**DATA EXTRACTS**
Content starts

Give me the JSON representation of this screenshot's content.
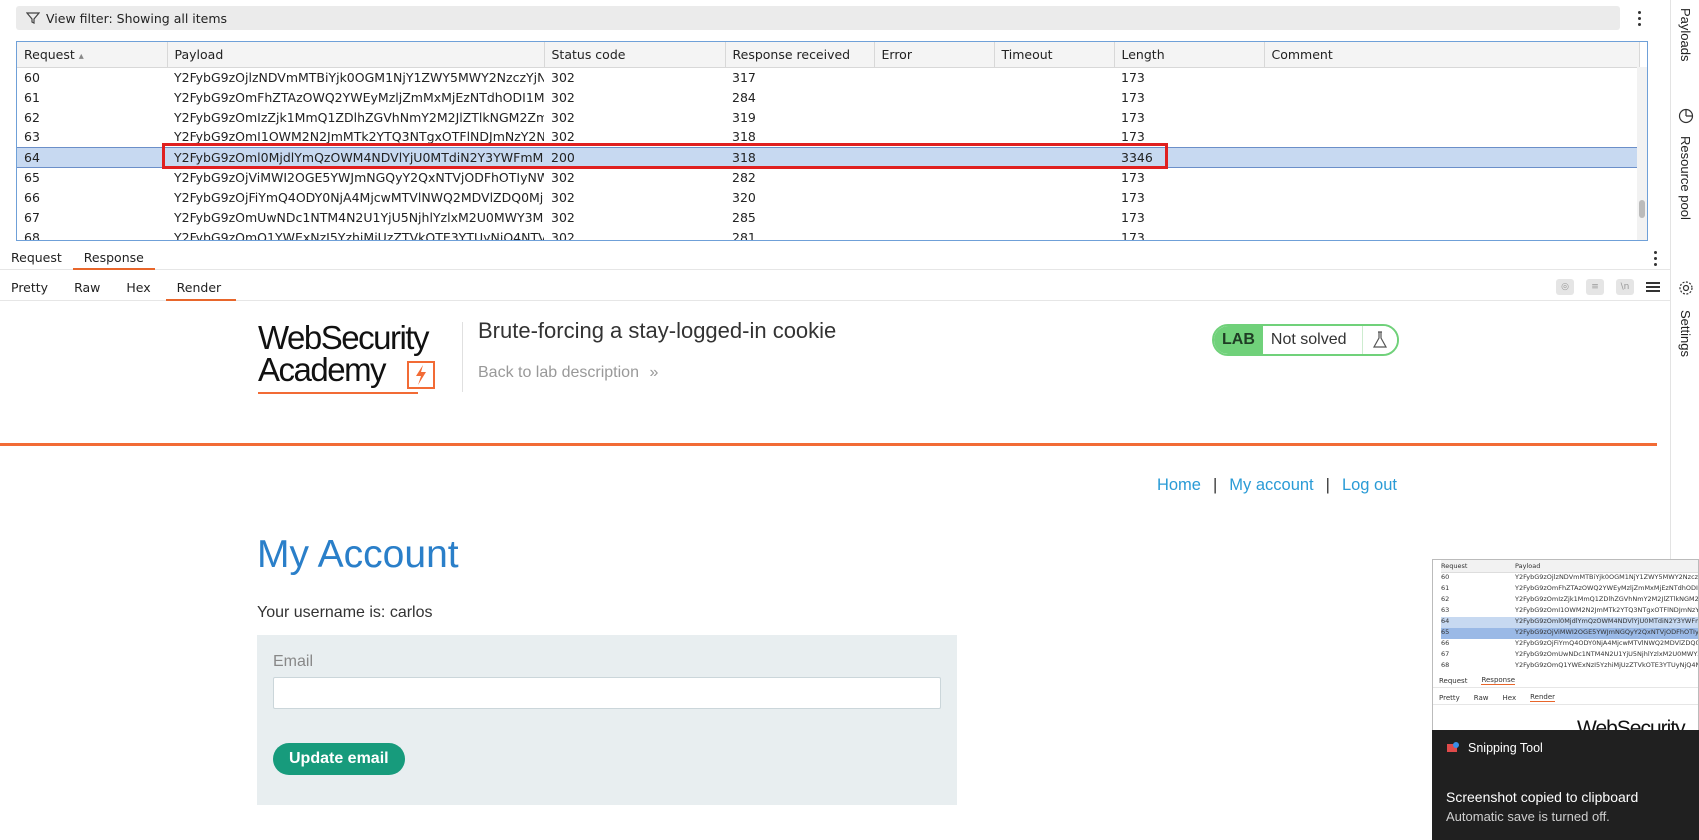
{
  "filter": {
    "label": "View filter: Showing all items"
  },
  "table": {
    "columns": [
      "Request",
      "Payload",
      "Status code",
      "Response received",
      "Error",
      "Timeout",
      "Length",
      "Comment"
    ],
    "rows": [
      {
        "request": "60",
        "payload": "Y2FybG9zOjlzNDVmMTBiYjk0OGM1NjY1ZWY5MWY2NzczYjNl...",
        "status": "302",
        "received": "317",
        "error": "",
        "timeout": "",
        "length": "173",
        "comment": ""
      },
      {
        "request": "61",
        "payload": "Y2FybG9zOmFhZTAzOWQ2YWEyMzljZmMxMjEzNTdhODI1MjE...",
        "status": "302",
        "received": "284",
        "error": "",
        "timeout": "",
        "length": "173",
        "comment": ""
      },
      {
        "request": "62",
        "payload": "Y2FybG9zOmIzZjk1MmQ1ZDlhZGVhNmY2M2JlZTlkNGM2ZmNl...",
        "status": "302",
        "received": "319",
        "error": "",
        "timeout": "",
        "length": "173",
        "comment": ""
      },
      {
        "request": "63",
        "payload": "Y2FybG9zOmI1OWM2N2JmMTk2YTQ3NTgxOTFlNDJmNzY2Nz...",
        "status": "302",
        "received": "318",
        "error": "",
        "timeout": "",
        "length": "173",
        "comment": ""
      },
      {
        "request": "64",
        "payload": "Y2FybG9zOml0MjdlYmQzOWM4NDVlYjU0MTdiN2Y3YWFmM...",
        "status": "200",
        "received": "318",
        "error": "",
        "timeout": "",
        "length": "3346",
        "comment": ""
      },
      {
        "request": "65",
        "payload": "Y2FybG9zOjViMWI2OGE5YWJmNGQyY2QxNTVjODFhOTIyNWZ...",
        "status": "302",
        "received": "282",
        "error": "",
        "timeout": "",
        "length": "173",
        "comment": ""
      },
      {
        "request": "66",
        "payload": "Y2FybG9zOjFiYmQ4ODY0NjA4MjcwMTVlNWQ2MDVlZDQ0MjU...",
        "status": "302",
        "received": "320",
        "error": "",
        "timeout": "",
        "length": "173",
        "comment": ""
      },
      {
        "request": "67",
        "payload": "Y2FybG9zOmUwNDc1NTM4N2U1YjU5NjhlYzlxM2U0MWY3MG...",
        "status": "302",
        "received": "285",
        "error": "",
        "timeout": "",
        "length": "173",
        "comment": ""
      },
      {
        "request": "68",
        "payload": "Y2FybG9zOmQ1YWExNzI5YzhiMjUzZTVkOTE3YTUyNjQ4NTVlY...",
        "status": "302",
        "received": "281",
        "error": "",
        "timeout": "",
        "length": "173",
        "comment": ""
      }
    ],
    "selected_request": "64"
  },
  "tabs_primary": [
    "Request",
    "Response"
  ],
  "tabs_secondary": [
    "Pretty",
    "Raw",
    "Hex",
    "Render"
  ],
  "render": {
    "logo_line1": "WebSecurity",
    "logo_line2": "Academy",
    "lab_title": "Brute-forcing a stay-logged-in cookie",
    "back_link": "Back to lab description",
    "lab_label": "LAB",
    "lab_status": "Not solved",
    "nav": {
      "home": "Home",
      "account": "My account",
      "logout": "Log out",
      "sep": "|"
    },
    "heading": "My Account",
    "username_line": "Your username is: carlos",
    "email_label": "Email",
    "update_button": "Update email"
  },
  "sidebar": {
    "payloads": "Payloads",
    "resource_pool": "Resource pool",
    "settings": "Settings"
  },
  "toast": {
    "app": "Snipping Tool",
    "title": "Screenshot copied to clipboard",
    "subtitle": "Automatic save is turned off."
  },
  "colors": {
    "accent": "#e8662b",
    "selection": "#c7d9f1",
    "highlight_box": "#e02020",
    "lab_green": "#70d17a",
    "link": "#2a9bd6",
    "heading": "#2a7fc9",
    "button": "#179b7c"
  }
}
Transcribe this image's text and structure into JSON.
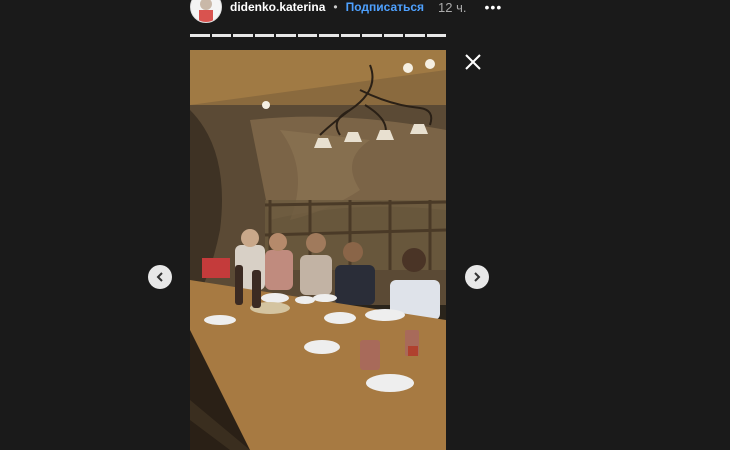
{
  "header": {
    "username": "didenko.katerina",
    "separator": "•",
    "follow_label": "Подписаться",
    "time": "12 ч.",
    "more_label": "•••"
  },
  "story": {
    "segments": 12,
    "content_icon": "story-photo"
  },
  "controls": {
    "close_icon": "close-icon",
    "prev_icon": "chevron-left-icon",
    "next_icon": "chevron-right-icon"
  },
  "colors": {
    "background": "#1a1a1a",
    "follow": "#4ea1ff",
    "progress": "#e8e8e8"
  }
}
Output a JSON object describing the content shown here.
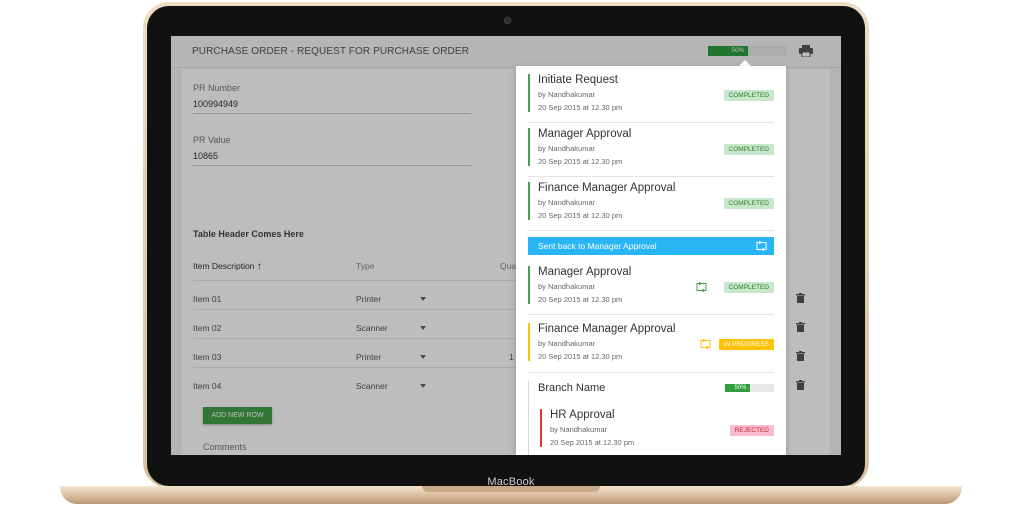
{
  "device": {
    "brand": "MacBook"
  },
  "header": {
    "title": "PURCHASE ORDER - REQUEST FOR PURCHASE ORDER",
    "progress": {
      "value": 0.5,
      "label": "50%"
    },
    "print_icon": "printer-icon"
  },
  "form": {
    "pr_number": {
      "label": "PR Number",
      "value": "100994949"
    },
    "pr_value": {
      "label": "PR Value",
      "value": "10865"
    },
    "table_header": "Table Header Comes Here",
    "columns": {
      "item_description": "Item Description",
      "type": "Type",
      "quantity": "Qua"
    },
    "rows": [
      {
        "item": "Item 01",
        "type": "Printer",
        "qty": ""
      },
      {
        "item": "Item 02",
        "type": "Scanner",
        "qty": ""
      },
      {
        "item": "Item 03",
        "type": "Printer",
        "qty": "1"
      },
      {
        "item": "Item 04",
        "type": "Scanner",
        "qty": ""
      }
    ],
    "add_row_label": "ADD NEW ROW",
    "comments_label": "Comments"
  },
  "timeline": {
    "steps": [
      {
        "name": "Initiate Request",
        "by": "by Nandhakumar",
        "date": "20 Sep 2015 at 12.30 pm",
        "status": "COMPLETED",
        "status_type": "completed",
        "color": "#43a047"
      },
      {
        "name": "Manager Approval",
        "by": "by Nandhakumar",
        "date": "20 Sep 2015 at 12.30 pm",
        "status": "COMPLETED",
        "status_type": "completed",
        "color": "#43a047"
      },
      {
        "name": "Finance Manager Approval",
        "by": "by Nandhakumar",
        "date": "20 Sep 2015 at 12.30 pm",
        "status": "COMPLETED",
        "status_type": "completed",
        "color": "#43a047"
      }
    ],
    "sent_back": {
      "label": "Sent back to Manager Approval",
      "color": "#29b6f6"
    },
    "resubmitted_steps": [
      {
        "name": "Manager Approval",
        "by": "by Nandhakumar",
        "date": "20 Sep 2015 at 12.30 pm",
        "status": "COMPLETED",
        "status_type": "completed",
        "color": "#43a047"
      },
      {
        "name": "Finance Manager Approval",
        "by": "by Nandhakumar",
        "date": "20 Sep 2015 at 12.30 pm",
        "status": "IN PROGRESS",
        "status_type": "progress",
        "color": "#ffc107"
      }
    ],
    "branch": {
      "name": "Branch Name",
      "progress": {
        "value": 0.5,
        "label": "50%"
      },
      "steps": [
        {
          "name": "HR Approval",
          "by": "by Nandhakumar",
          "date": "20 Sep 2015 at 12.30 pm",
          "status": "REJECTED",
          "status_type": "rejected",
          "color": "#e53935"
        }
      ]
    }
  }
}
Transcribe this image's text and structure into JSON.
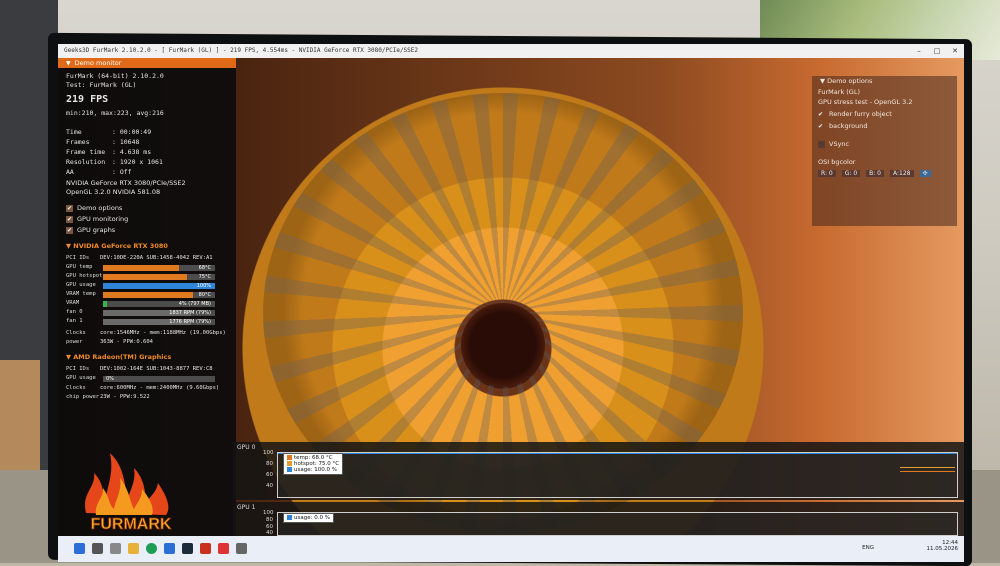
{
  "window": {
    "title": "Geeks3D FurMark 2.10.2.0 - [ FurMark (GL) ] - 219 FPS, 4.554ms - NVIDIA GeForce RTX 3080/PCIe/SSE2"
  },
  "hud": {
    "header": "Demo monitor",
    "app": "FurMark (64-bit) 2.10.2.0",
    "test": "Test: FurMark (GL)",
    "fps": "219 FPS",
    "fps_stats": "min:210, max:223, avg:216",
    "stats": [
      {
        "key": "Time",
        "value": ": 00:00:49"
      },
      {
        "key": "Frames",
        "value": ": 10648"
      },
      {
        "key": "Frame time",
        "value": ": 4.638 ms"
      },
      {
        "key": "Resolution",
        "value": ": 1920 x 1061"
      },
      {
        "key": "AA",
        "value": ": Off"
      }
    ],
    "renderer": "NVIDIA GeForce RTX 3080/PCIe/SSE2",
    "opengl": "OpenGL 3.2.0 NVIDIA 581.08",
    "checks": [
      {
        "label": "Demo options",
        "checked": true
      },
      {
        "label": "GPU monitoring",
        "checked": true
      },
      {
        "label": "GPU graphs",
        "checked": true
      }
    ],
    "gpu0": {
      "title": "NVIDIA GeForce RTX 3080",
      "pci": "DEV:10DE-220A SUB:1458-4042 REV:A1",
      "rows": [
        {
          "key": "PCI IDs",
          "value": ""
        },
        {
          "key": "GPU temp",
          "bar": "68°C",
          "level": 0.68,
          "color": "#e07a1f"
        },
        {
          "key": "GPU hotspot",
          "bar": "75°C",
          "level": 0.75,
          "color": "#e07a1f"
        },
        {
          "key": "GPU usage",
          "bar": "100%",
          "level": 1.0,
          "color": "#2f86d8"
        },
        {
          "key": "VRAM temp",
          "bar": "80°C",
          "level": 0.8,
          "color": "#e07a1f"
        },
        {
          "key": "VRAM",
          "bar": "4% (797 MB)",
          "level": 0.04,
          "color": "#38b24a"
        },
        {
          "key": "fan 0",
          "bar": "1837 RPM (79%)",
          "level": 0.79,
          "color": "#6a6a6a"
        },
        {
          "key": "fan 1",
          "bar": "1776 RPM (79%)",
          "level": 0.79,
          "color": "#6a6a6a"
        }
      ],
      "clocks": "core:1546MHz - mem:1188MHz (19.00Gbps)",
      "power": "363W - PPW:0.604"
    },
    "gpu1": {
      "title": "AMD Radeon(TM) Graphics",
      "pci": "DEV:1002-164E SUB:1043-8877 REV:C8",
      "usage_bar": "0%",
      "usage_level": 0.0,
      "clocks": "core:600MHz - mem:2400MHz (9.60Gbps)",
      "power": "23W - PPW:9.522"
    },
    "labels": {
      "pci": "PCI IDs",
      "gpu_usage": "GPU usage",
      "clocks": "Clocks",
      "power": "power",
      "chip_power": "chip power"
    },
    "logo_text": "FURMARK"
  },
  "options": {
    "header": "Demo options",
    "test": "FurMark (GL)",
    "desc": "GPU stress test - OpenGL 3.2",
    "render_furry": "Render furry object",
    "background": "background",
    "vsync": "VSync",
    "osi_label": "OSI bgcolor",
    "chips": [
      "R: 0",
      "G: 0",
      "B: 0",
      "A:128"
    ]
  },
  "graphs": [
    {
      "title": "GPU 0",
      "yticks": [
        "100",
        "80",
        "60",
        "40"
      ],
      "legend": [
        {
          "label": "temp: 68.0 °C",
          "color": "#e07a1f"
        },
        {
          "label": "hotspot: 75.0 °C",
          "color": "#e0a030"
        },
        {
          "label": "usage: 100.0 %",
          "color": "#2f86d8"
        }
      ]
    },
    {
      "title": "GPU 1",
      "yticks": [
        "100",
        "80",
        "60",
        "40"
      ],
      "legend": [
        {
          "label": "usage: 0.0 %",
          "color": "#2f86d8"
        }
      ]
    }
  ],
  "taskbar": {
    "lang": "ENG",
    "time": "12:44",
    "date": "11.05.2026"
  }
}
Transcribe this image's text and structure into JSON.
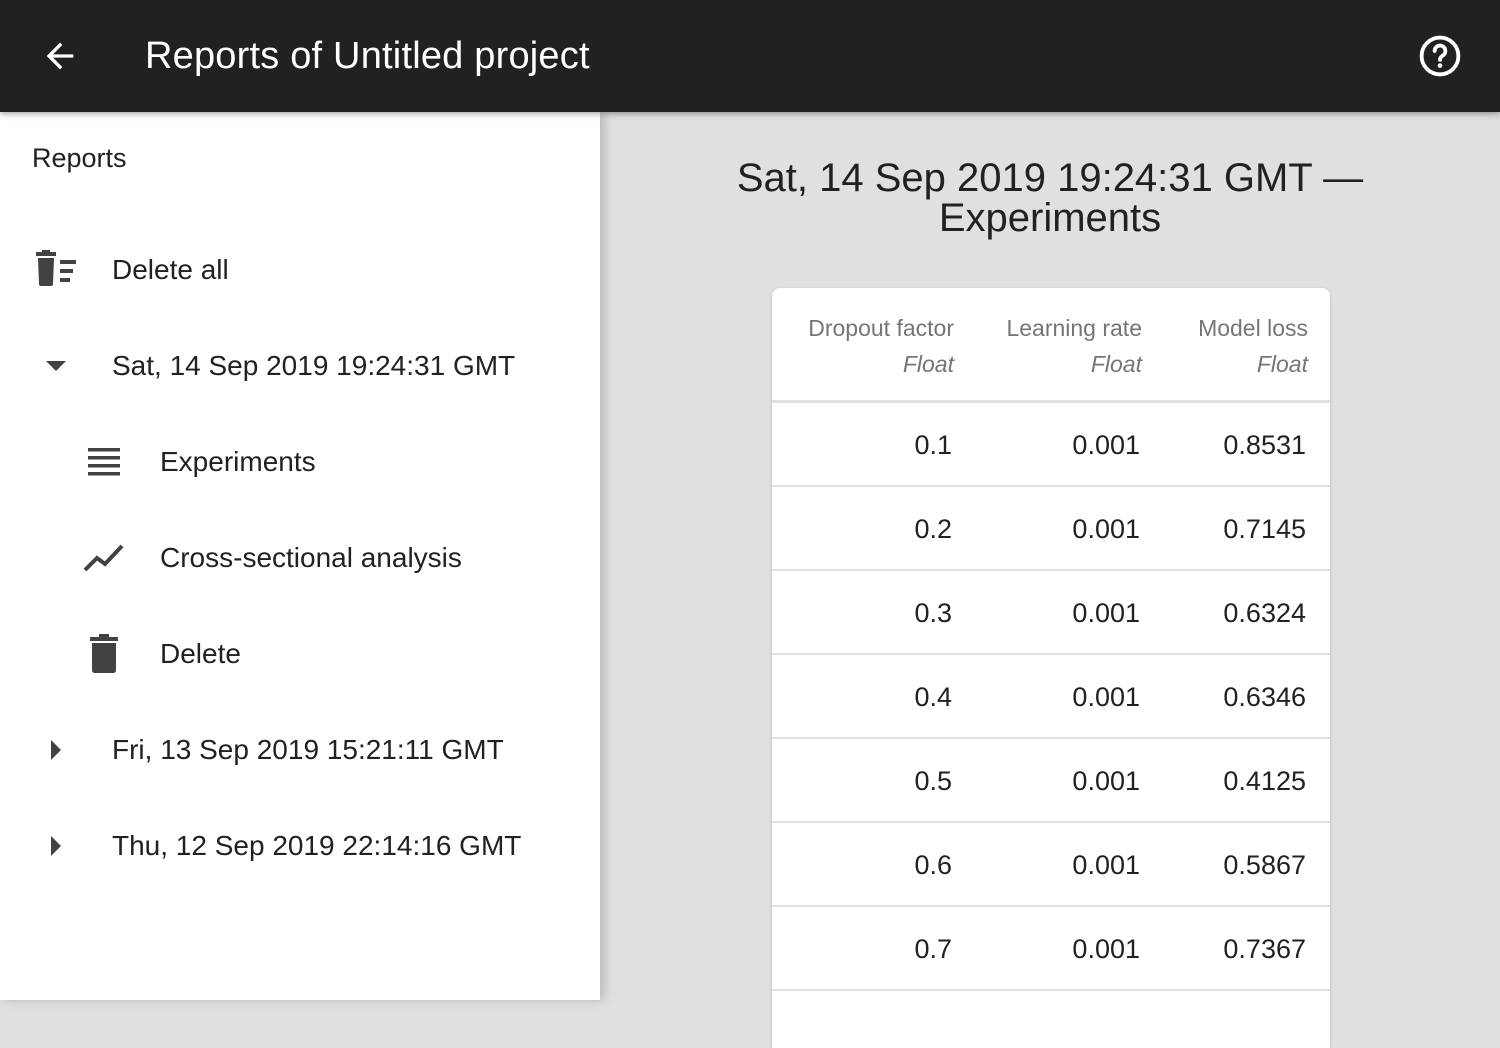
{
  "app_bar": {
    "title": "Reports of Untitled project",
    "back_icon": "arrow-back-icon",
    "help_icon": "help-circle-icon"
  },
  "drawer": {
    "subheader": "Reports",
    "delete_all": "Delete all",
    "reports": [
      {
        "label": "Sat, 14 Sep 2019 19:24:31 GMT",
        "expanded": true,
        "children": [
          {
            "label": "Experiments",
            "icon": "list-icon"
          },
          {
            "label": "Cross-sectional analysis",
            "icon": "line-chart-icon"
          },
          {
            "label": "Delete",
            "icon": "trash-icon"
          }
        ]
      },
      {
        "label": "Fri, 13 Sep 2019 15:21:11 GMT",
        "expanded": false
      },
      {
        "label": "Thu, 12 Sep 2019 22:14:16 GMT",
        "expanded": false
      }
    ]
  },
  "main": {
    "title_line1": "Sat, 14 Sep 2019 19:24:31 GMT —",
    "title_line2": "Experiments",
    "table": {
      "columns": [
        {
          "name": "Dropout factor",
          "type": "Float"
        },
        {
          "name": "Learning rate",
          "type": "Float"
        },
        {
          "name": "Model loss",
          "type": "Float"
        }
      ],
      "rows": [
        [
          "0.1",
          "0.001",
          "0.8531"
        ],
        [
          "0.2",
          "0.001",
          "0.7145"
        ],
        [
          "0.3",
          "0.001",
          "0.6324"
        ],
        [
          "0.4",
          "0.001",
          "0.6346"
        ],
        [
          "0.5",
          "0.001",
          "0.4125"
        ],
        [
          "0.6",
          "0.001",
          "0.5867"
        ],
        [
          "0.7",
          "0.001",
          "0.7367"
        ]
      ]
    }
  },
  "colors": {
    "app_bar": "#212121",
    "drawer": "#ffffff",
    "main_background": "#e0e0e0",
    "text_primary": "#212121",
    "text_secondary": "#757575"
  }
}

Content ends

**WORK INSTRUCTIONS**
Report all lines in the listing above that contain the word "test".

**SOLUTION BELOW**
    "test": "Test: FurMark (GL)",
    "test": "FurMark (GL)",
    "desc": "GPU stress test - OpenGL 3.2",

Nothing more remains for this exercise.